In November 2012, at a TEDx event in Alsace, France, a woman stepped up on stage to give a talk about her life-changing experience: “We Like the World”. With a trembling yet strong voice, sometimes strangled with emotion, she told the story of how she had had to fight terribly hard to have one baby – and, later, to accept that she would not be able to have a second one. This woman’s name is Estelle Colas. She is a publicist, she has a husband, Frédéric, and a daughter, Héloïse, and together they decided to turn their struggles and their negative emotions into a new life project. They wanted to make it a project that was “super enjoyable” for them, and “super useful” for others. And so the idea of “We Like the World”, a project dedicated to girls, education and a better future, was born.
Turning an ordeal into a cause
Frédéric explains that they wanted to serve a cause, and that it was by watching a TED talk that they became aware of the absolute importance of girls’ education in the development of a country. The family thus decided to design a collaborative project to build a school in a region where girls lack access to education; in this case Burkina Faso. The idea they came up with is very simple, which is maybe why it worked so well: Frédéric, Estelle and Héloïse embarked on a world tour “powered by Facebook”. Thanks to their network of friends, friends of friends, and friends of friends of friends (and to a Facebook page that now has over 10,000 fans), they travelled around the world, staying overnight with people from their network, some of whom they had never met before. Whenever they did not have to spend the night at a hotel, they saved their hotel money to fund the construction of the Burkinabe school, which happened right during their trip. Frédéric, Estelle and Héloïse travelled between July 2011 and June 2012. They stayed with 52 different families, for a total of 209 nights, in 17 countries on 5 continents.

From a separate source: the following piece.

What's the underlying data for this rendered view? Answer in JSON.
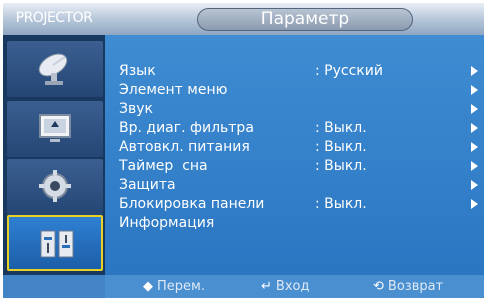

On top of their own personal savings, and thanks to the contributions of their friends, families and sponsors, they raised a total of €78,000. In June 2012, they were in Burkina Faso for the opening of the school, which now has 200 pupils: the first school year started there last October.
In her TEDx talk, Estelle explained that “We Like the World” had helped her turn her battle for her own little girl into a battle for the young girls of the world. Her husband says that the project was not a mere break in their lives, but the start of something else, something new, which will keep on going. In April 2013, a second edition of “We Like the World” will take Irene Meister, a friend of the couple – and a Danone employee! – around the world for a seven-month solidarity tour. This time, the money collected will help fund schooling for young girls in Angkor, Cambodia, where the school system has been profoundly damaged in the aftermath of the genocide. Frédéric explains that each night “saved” will fund two months of education for a young girl: the project focuses on girls aged 11 and over, because it is precisely at that age that parents choose to take them out of school and send them to sell postcards and souvenirs to the tourists. If they are able to complete their education, Frédéric says, these girls will be able to find qualified jobs earning good salaries, maybe in the tourism industry. (If you would like to help Irene and her project, please connect her with your friends through this page!)
Who knows, maybe this first adaptation of “We Like the World” will inspire others in the future? In the meantime, Frédéric says
one of the main things he learned from the project is to “never underestimate the inspirational power of your actions”:
one of the families with whom they stayed helped refurbish a school in Burma, another participated in the creation of a library for underprivileged children in New Delhi, and another set up a “fundraising race” in San Francisco with 400 school children which helped raise $800 for “We Like the World”. At down to Earth, we find the project inspiring because it demonstrates the power of social networks, and how technology can help accelerate projects that would be much more difficult to build without them. It is also proof that, when it comes to facing the challenges of the world – and girls’ and women’s empowerment is a major one – there are a myriad of solutions, and each person can find and even define the solution that suits them best. In the case of the Colas family, this project helped fulfil a real need in their lives. When committing makes you happy, it can become a really powerful thing. Let’s hope this story inspires others to find their own ways to deal with their hurt – and their desire to make a difference.
(Photo from http://weliketheworld.com)